We have had the misfortune of hearing and watching the ado in 1989 about the so-called rehabilitation of the sex workers around Narayanganj area. We know, the eviction took place but not the rehabilitation. Same thing happened near Kandupatti also. Once again, now, a massive attempt is going on to face the matter and I am quite confident that it will end up in a fiasco.
One due to his stupidity may obdurately remain insensitive to realities but science will continue working relentlessly according to its laws which are inscrutable and rather overpowering. The existence of female flesh trade has been going on since time immemorial. Mainly it is due to the male's animal vitality and the way they have been created by Nature or Almighty. I am feeling no sense of shame or discomfort in quoting Western medical science that "a healthy human female will never be sexually aroused by herself" whereas a particular sex act is "inevitable for the human male". Accept it or not, this will happen and has been happening.
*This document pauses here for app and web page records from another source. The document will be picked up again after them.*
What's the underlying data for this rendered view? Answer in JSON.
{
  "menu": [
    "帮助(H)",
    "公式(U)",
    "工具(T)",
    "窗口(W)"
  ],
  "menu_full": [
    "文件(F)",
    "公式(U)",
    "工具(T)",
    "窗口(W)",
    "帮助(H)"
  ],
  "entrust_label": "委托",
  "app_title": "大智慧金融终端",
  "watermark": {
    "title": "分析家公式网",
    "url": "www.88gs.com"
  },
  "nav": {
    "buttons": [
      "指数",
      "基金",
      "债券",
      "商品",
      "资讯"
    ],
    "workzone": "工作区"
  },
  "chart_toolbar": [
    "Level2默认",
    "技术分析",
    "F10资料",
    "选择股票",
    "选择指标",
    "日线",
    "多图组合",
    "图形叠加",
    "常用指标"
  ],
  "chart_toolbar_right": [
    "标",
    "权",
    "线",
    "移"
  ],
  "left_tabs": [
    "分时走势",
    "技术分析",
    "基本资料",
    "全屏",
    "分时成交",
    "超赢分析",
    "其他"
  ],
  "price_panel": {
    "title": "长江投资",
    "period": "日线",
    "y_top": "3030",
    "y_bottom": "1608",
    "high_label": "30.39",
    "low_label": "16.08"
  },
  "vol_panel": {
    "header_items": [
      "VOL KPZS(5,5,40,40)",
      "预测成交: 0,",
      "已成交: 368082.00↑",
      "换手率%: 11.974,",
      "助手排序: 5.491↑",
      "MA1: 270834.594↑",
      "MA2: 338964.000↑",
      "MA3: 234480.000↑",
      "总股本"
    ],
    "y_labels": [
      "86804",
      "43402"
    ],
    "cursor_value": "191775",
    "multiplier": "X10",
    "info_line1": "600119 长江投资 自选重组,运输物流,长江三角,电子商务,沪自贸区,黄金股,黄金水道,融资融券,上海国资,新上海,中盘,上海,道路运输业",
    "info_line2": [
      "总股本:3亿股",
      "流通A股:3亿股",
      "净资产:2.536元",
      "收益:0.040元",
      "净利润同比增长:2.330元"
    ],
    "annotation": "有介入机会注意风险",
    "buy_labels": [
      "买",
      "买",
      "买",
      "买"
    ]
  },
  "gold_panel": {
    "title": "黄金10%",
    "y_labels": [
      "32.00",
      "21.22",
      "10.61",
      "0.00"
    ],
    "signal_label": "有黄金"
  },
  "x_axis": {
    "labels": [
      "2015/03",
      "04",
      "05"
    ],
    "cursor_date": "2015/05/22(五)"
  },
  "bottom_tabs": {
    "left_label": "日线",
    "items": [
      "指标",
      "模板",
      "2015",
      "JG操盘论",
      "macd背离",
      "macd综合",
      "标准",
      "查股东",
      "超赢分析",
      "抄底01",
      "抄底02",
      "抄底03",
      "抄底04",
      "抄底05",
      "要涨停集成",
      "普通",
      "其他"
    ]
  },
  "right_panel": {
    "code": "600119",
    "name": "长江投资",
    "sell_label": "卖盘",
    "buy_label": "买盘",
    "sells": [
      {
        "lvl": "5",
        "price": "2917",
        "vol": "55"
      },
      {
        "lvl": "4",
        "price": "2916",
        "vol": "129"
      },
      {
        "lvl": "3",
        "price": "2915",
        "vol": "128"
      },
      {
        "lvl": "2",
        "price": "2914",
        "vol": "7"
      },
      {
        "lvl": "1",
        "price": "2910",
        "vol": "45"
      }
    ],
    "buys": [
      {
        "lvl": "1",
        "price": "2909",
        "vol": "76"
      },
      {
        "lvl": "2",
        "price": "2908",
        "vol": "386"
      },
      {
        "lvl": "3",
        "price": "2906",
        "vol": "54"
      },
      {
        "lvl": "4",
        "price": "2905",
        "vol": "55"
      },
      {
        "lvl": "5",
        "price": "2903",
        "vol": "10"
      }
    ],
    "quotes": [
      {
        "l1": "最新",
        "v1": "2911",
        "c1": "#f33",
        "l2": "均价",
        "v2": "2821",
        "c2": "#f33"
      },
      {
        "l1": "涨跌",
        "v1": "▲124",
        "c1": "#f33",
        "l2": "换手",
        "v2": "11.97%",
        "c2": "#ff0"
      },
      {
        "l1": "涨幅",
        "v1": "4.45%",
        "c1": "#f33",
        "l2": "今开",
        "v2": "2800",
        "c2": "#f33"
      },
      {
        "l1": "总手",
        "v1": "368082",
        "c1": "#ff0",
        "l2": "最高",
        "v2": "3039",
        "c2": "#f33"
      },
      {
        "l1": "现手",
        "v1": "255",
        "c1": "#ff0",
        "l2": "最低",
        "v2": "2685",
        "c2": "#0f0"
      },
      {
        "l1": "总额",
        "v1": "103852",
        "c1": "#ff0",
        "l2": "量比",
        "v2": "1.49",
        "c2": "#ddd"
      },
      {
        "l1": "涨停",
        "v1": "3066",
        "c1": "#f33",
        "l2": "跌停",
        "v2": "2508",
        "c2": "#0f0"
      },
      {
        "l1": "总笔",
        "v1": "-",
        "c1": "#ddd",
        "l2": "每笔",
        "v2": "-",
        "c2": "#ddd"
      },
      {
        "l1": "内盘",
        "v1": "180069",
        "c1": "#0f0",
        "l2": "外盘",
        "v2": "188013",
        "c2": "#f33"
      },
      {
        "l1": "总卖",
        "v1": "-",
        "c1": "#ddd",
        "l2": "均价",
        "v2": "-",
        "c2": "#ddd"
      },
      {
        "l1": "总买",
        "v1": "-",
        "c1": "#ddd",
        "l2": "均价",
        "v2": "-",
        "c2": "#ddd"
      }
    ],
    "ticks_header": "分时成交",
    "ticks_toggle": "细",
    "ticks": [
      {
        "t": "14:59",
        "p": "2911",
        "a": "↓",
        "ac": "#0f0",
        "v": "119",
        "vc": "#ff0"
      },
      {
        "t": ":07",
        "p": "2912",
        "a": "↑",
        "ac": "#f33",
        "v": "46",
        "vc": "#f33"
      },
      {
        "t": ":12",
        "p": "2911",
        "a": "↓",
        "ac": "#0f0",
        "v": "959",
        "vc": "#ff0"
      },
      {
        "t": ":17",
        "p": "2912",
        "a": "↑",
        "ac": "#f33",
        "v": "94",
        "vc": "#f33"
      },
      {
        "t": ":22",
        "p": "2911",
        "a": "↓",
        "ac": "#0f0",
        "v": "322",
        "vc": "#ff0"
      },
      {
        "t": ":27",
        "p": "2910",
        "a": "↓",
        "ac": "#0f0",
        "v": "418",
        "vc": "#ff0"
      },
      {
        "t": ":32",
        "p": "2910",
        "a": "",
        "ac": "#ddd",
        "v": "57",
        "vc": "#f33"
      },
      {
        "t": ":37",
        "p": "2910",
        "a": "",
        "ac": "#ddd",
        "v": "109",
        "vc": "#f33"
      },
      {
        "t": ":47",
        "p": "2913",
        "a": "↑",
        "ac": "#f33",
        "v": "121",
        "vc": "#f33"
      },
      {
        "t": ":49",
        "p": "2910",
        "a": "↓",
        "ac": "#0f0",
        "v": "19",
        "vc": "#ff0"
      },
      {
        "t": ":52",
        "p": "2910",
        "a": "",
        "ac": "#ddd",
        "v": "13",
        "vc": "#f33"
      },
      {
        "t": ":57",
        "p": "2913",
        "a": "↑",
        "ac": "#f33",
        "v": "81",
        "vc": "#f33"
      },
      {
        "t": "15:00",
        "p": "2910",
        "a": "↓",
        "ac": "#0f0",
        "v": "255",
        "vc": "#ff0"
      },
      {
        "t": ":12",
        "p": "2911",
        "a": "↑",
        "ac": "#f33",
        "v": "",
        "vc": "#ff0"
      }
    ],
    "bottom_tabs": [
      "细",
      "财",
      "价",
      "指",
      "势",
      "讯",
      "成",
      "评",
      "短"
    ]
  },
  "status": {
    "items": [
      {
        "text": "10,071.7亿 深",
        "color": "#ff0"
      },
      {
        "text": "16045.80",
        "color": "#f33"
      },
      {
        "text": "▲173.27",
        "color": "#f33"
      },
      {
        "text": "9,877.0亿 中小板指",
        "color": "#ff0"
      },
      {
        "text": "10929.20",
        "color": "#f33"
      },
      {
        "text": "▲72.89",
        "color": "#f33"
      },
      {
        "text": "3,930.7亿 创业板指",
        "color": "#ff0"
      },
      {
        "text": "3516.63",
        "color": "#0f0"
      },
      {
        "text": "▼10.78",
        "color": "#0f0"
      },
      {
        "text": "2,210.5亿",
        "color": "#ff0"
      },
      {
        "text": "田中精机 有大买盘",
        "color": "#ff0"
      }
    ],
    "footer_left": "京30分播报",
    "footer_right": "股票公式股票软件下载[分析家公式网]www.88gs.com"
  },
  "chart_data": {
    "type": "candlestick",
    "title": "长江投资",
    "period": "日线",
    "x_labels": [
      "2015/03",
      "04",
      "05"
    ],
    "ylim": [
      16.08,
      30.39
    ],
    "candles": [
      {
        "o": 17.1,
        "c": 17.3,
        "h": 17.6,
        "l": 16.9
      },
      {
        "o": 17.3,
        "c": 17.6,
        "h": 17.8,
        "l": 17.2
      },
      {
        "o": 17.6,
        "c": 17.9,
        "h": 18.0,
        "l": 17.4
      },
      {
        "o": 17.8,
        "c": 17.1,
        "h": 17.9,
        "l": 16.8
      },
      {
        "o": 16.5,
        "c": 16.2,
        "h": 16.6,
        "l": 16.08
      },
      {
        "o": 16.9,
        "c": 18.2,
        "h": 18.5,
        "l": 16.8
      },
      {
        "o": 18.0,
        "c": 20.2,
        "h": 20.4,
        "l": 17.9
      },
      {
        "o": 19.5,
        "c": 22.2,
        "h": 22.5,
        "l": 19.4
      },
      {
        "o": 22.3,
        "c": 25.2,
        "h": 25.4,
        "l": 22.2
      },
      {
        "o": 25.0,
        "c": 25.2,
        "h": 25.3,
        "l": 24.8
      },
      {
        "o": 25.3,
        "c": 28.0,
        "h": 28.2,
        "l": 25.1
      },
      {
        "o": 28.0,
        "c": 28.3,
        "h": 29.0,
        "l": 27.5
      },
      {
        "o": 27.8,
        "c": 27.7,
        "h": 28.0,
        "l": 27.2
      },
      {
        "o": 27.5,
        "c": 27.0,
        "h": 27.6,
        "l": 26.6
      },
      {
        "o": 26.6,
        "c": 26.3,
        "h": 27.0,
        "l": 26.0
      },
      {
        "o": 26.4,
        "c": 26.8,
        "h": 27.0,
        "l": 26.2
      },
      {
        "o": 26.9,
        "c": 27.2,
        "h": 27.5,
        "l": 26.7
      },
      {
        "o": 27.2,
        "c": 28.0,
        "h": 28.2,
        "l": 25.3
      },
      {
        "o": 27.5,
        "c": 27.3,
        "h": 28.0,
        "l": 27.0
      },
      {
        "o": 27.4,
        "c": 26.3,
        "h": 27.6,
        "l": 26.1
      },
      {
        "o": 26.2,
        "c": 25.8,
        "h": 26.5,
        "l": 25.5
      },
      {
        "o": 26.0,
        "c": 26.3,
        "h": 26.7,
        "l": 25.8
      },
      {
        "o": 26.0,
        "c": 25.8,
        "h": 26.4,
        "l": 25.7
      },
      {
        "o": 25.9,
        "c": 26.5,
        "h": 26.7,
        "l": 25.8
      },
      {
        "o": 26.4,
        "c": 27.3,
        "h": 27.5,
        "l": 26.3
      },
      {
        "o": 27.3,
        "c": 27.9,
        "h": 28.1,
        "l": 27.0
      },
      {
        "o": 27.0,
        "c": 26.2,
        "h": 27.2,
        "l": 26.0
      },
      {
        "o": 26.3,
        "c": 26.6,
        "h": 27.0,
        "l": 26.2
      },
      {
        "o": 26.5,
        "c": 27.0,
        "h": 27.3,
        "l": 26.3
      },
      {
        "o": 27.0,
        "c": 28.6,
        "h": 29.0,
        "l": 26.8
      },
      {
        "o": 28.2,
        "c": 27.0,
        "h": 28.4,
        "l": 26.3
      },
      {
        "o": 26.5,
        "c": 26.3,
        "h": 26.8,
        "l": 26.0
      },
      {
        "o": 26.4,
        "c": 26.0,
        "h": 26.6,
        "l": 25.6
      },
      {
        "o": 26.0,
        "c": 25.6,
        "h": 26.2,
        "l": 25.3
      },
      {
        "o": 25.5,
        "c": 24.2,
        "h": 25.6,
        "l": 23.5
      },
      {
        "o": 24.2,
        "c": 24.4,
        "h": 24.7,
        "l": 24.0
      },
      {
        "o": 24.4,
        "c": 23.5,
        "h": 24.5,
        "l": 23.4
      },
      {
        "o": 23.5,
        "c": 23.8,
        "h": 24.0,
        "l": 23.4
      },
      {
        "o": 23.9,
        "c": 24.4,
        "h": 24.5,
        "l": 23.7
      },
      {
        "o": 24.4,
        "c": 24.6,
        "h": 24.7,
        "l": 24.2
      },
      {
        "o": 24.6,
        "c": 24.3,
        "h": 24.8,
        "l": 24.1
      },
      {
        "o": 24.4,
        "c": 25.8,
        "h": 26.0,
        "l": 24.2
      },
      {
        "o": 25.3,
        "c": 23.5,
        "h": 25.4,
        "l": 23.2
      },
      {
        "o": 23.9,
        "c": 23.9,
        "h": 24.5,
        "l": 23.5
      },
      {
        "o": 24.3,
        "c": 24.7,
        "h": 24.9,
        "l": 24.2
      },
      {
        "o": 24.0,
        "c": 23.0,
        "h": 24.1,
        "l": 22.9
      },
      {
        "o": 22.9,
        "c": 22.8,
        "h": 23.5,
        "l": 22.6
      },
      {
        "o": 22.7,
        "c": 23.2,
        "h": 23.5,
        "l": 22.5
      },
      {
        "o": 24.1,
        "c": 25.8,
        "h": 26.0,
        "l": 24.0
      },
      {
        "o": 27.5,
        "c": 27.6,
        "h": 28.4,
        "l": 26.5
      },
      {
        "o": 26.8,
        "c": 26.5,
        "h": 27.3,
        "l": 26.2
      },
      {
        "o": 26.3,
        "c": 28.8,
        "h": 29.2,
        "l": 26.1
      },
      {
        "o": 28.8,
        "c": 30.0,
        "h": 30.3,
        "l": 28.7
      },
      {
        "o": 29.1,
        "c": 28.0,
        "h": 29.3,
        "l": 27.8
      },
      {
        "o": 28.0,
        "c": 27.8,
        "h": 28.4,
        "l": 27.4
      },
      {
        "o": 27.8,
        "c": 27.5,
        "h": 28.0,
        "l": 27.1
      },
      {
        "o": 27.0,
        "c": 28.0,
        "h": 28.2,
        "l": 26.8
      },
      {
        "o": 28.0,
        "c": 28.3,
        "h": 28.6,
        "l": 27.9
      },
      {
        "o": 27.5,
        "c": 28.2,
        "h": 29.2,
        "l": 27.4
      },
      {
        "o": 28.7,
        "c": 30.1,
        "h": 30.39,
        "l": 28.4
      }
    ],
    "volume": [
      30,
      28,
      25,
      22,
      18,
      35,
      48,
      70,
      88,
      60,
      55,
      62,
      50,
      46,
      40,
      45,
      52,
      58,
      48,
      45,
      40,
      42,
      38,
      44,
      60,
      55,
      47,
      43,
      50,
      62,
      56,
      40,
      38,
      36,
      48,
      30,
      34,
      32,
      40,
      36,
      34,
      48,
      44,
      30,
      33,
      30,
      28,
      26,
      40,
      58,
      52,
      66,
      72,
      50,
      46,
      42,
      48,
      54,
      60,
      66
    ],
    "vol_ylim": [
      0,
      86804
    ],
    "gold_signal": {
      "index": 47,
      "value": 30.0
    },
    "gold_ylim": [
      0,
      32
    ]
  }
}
Now following this, it can be safely surmised that the act starts as an advance from the males who are not culturally bound to any ideals or with their spouses. On the other hand, it is poverty with the women, mostly, causing their entry into the trade but with the men it is certainly carnal appetite.
Only culture (ethical and moral control of one's animal vitality) can keep a male away from fornication. If a forcible eviction takes place (no rehabilitation is ever possible) they will be everywhere on the one hand and on the other, former customers will make lives of innumerable ladies a hell by making sexual assaults even inside respectable homesteads. It is a suppressed society where there is no legitimate way of having sex like in the permissive society of the West. Even there, the trade has not been possible to be stopped. It will remain there and everywhere because customers will always be available.
In the very pages of Daily Star about a year ago, a brave writer was complaining about the lack of rights for sodomites in British-made laws in Bangladesh. But alas, a late prostitute near Mashdair was refused burial rights and no person of eminence came out with protestations. What kind of pluralism is this? Offering sex is so vile but not enjoying it? How come? I strongly suggest, let the inmates stay where they are and let society have the tranquillity (which is a pretension, of course) with the clients enjoying, letting the civil and respectable portion of the populace go by honorably. While we can't manage far easier tasks like keeping the sewage system clean or boarding buses through a queue or even supplying water to all citizens let us not make caricatures with an inevitable scientific fact. I am not sorry or shy for this opinion of mine. We have seen caricatures before like "slum eradication" or "flood control". Then reality dawned and we had been advised by pundits to live with this. Likewise the fiction of "population-wealth" will then also thin away but it will be too late.
Dhaka resident Iftekhar Hamid's letter to
The Daily Star.